On June 7, the cast and creators of The Leftovers took a break from filming Season 2—now in production near Austin—to gather for a panel discussion at the Austin Television Festival. Writer and co-creator Damon Lindelof, director and executive producer Mimi Leder and three cast members—Ann Dowd, Christopher Eccleston and Carrie Coon—looked back on their experience shooting the show’s first season with moderator and Nerdist staff writer Ben Blacker.
The discussion largely revolved around how and why the creators and actors got involved with the series in the first place. The talent detailed six big reasons why they were lured to bring The Leftovers to life.
1. An Unanswered Mystery
In telling how The Leftovers came to screen, Lindelof recalls being struck by the source material, Tom Perrotta’s novel—specifically the central mystery of the Sudden Departure. "What was brilliant about the way that Tom wrote it was that it was very clear from maybe 10 pages in that you're not going to get an answer to this mystery," Lindelof said. "There was something fundamentally very liberating about that for me. I love the idea of living in a world of mystery."
2. A Different Way to Use Dogs
Lindelof recalled his first meeting with Perrotta. The pair discussed a book scene where Nora—played in the series by Carrie Coon—sees a stray dog in Mapleton. "There's a very oblique reference that the dogs may have gone crazy on October 14 and were having this feral existence in the woods," Lindelof explained. "I was like, 'I want to do the dog show. What's going on with the dogs?'"
Part of the allure was how different the tone was from Lindelof's previous project, Lost. "The first scene in Lost, this guy wakes up in the woods and he's very disoriented. This dog comes running up to him," Lindelof recalled. "People love dogs. Dogs are great. Everything's going to be OK." No so on The Leftovers, as Lindelof explained: "Right out of the gate, we kill the dog—because the dogs are dangerous. They've gone crazy, and that's what's happening to people."
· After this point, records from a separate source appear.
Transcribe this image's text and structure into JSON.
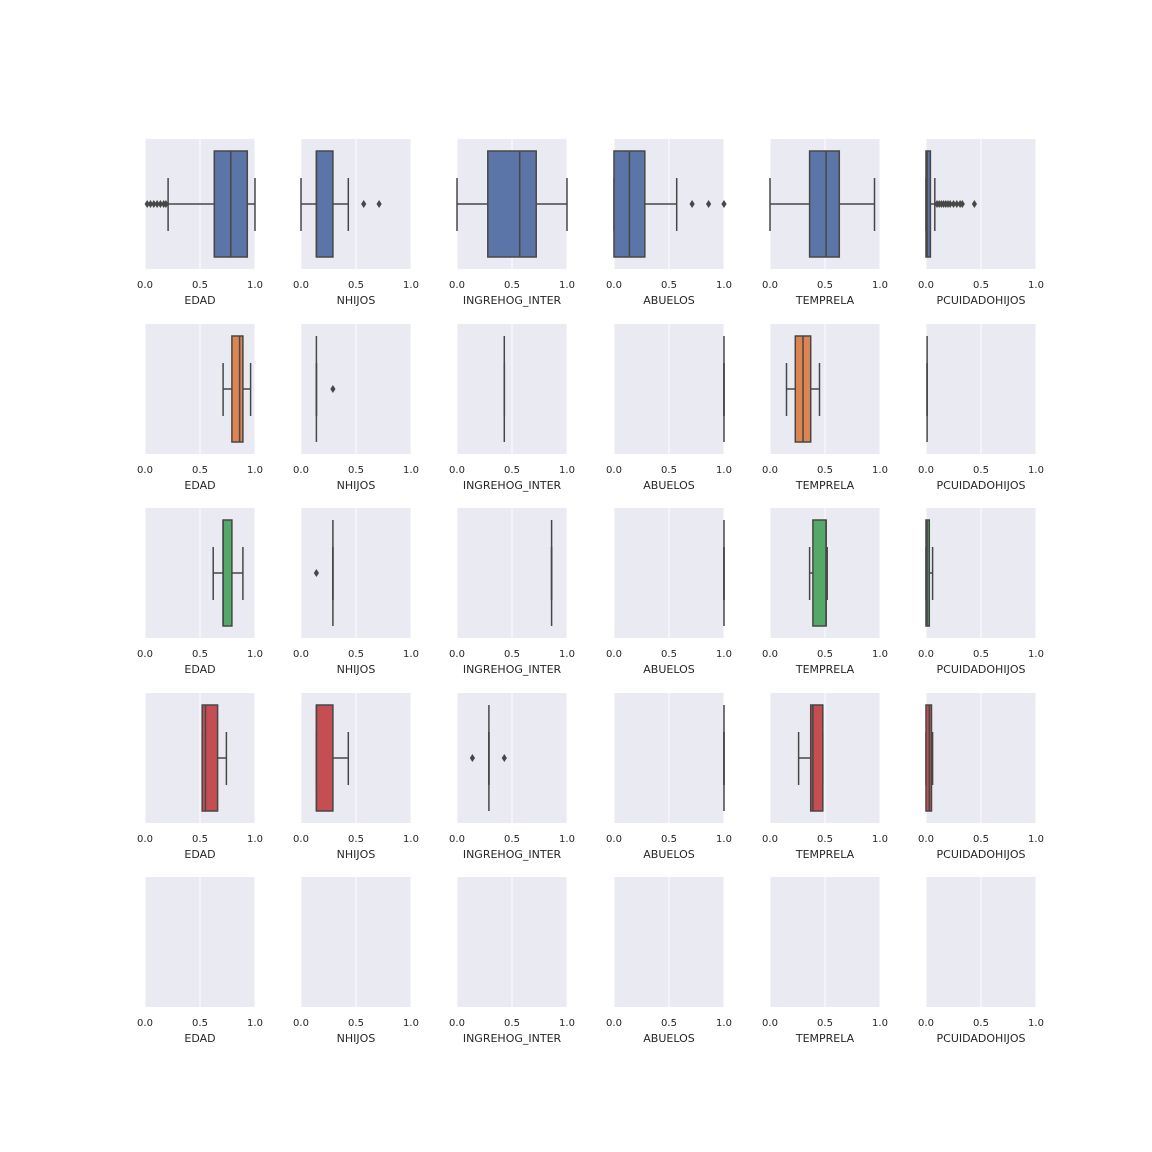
{
  "chart_data": {
    "type": "box",
    "layout": {
      "rows": 5,
      "cols": 6
    },
    "row_colors": [
      "#5b75a8",
      "#dd8452",
      "#55a868",
      "#c44e52",
      null
    ],
    "colors": {
      "background": "#eaeaf2",
      "grid": "#ffffff",
      "line": "#474747"
    },
    "grid": true,
    "xlim": [
      0,
      1
    ],
    "xticks": [
      "0.0",
      "0.5",
      "1.0"
    ],
    "variables": [
      "EDAD",
      "NHIJOS",
      "INGREHOG_INTER",
      "ABUELOS",
      "TEMPRELA",
      "PCUIDADOHIJOS"
    ],
    "rows": [
      [
        {
          "q1": 0.63,
          "median": 0.78,
          "q3": 0.93,
          "whislo": 0.21,
          "whishi": 1.0,
          "fliers": [
            0.02,
            0.05,
            0.08,
            0.11,
            0.14,
            0.17,
            0.19
          ]
        },
        {
          "q1": 0.14,
          "median": 0.14,
          "q3": 0.29,
          "whislo": 0.0,
          "whishi": 0.43,
          "fliers": [
            0.57,
            0.71
          ]
        },
        {
          "q1": 0.28,
          "median": 0.57,
          "q3": 0.72,
          "whislo": 0.0,
          "whishi": 1.0,
          "fliers": []
        },
        {
          "q1": 0.0,
          "median": 0.14,
          "q3": 0.28,
          "whislo": 0.0,
          "whishi": 0.57,
          "fliers": [
            0.71,
            0.86,
            1.0
          ]
        },
        {
          "q1": 0.36,
          "median": 0.51,
          "q3": 0.63,
          "whislo": 0.0,
          "whishi": 0.95,
          "fliers": []
        },
        {
          "q1": 0.0,
          "median": 0.01,
          "q3": 0.04,
          "whislo": 0.0,
          "whishi": 0.08,
          "fliers": [
            0.1,
            0.12,
            0.14,
            0.16,
            0.18,
            0.2,
            0.22,
            0.25,
            0.28,
            0.31,
            0.33,
            0.44
          ]
        }
      ],
      [
        {
          "q1": 0.79,
          "median": 0.86,
          "q3": 0.89,
          "whislo": 0.71,
          "whishi": 0.96,
          "fliers": []
        },
        {
          "q1": 0.14,
          "median": 0.14,
          "q3": 0.14,
          "whislo": 0.14,
          "whishi": 0.14,
          "fliers": [
            0.29
          ]
        },
        {
          "q1": 0.43,
          "median": 0.43,
          "q3": 0.43,
          "whislo": 0.43,
          "whishi": 0.43,
          "fliers": []
        },
        {
          "q1": 1.0,
          "median": 1.0,
          "q3": 1.0,
          "whislo": 1.0,
          "whishi": 1.0,
          "fliers": []
        },
        {
          "q1": 0.23,
          "median": 0.3,
          "q3": 0.37,
          "whislo": 0.15,
          "whishi": 0.45,
          "fliers": []
        },
        {
          "q1": 0.01,
          "median": 0.01,
          "q3": 0.01,
          "whislo": 0.01,
          "whishi": 0.01,
          "fliers": []
        }
      ],
      [
        {
          "q1": 0.71,
          "median": 0.71,
          "q3": 0.79,
          "whislo": 0.62,
          "whishi": 0.89,
          "fliers": []
        },
        {
          "q1": 0.29,
          "median": 0.29,
          "q3": 0.29,
          "whislo": 0.29,
          "whishi": 0.29,
          "fliers": [
            0.14
          ]
        },
        {
          "q1": 0.86,
          "median": 0.86,
          "q3": 0.86,
          "whislo": 0.86,
          "whishi": 0.86,
          "fliers": []
        },
        {
          "q1": 1.0,
          "median": 1.0,
          "q3": 1.0,
          "whislo": 1.0,
          "whishi": 1.0,
          "fliers": []
        },
        {
          "q1": 0.39,
          "median": 0.51,
          "q3": 0.51,
          "whislo": 0.36,
          "whishi": 0.52,
          "fliers": []
        },
        {
          "q1": 0.0,
          "median": 0.01,
          "q3": 0.03,
          "whislo": 0.0,
          "whishi": 0.06,
          "fliers": []
        }
      ],
      [
        {
          "q1": 0.52,
          "median": 0.55,
          "q3": 0.66,
          "whislo": 0.52,
          "whishi": 0.74,
          "fliers": []
        },
        {
          "q1": 0.14,
          "median": 0.14,
          "q3": 0.29,
          "whislo": 0.14,
          "whishi": 0.43,
          "fliers": []
        },
        {
          "q1": 0.29,
          "median": 0.29,
          "q3": 0.29,
          "whislo": 0.29,
          "whishi": 0.29,
          "fliers": [
            0.14,
            0.43
          ]
        },
        {
          "q1": 1.0,
          "median": 1.0,
          "q3": 1.0,
          "whislo": 1.0,
          "whishi": 1.0,
          "fliers": []
        },
        {
          "q1": 0.37,
          "median": 0.39,
          "q3": 0.48,
          "whislo": 0.26,
          "whishi": 0.48,
          "fliers": []
        },
        {
          "q1": 0.0,
          "median": 0.03,
          "q3": 0.05,
          "whislo": 0.0,
          "whishi": 0.06,
          "fliers": []
        }
      ],
      [
        null,
        null,
        null,
        null,
        null,
        null
      ]
    ]
  }
}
3. An Apocalyptic Obsession
"I was so always deeply terrified of the apocalypse," Carrie Coon, the woman behind Nora Durst revealed. "It's such a part of the fiber of my being that when a show addressing my deepest fears of apocalypse and abandonment came along I was like, 'Oh yeah. My wheelhouse!'" Coon found acting on the show cathartic. "The writing is strong enough that it allows you to embrace those things… It's a matter of opening into your fear and being not afraid to show it."
4. Room for Growth
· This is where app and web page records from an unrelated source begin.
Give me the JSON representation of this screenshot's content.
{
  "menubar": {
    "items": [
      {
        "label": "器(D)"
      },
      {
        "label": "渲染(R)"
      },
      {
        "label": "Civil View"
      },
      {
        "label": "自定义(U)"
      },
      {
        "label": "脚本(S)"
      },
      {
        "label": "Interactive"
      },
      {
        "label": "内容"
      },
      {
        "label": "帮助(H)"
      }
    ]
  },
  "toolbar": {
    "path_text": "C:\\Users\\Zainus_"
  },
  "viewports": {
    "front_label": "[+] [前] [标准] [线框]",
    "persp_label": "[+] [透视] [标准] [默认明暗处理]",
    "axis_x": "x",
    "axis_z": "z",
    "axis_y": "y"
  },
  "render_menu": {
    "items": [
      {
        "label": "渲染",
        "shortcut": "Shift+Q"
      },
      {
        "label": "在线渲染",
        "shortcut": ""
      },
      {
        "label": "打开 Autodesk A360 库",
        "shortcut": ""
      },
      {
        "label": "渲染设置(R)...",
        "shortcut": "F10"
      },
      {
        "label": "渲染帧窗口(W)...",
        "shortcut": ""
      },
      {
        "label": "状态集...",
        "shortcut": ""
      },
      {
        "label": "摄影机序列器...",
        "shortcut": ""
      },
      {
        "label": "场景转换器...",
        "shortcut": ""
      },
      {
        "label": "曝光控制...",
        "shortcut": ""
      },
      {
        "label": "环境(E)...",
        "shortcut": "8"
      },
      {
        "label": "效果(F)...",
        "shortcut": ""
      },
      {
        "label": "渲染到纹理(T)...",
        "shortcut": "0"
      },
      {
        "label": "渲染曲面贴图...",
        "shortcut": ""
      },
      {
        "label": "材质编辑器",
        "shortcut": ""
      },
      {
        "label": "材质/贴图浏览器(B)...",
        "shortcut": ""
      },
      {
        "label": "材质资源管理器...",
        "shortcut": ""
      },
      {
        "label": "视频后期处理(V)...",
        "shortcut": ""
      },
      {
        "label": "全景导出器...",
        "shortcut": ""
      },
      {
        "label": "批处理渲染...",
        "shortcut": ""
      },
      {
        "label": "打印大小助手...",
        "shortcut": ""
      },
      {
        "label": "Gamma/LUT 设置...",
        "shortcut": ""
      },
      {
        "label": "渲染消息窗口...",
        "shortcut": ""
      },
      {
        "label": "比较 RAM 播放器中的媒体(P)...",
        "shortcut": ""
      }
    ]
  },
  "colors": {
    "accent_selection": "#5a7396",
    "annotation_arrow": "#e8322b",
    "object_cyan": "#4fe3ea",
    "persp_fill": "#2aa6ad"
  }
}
Lindelof and Christopher Eccleston, who plays Matt Jamison, remembered their first lunch together to chat about the preacher character’s path. Lindelof was struck by Eccleston's strong take on the character, particularly his thoughts for how Matt would approach religion after the seemingly random Sudden Departure. (Eccleston's thought was: "He'd double down.") Eccleston remembers being immediately drawn to the character: "I thought it was really interesting that Tom dropped this character in right at the center of the argument but then didn't use him that much—there was scope for him to develop."
5. An Admirable Trip
The actor behind Patti Levin, Ann Dowd, admitted that she did not connect to the script at first. "I'm kind of a kitchen sink kind of gal. I want to be able to touch it and identify it," Dowd said. Eventually, she had an epiphany about Patti: "I thought, ‘Wow, she doesn't talk; she's suffered tremendously and she doesn't give a sh*t. I admired that. That was the appeal for me: her trip and the fact that she's arrived at a place of strength and solidarity."
6. A Challenge
The difficult material was exciting to Dowd. The actor admitted that she's "felt the panic rise up… The terrain is difficult. Who are they? Who are they going?" Dowd compared "the depth of this material and the intensity of the writing" to her experiences in theater.
Coon concurred that the tough material was also a draw: "As a woman, I feel that I'm rarely asked to do anything challenging," Coon lamented. "I'm just asked to recycle the same tropes over and over again." Coon noted Nora is a departure from those typical conventions: "It was such a privilege to get this opportunity."
Season 2 of The Leftovers is now in production near Austin.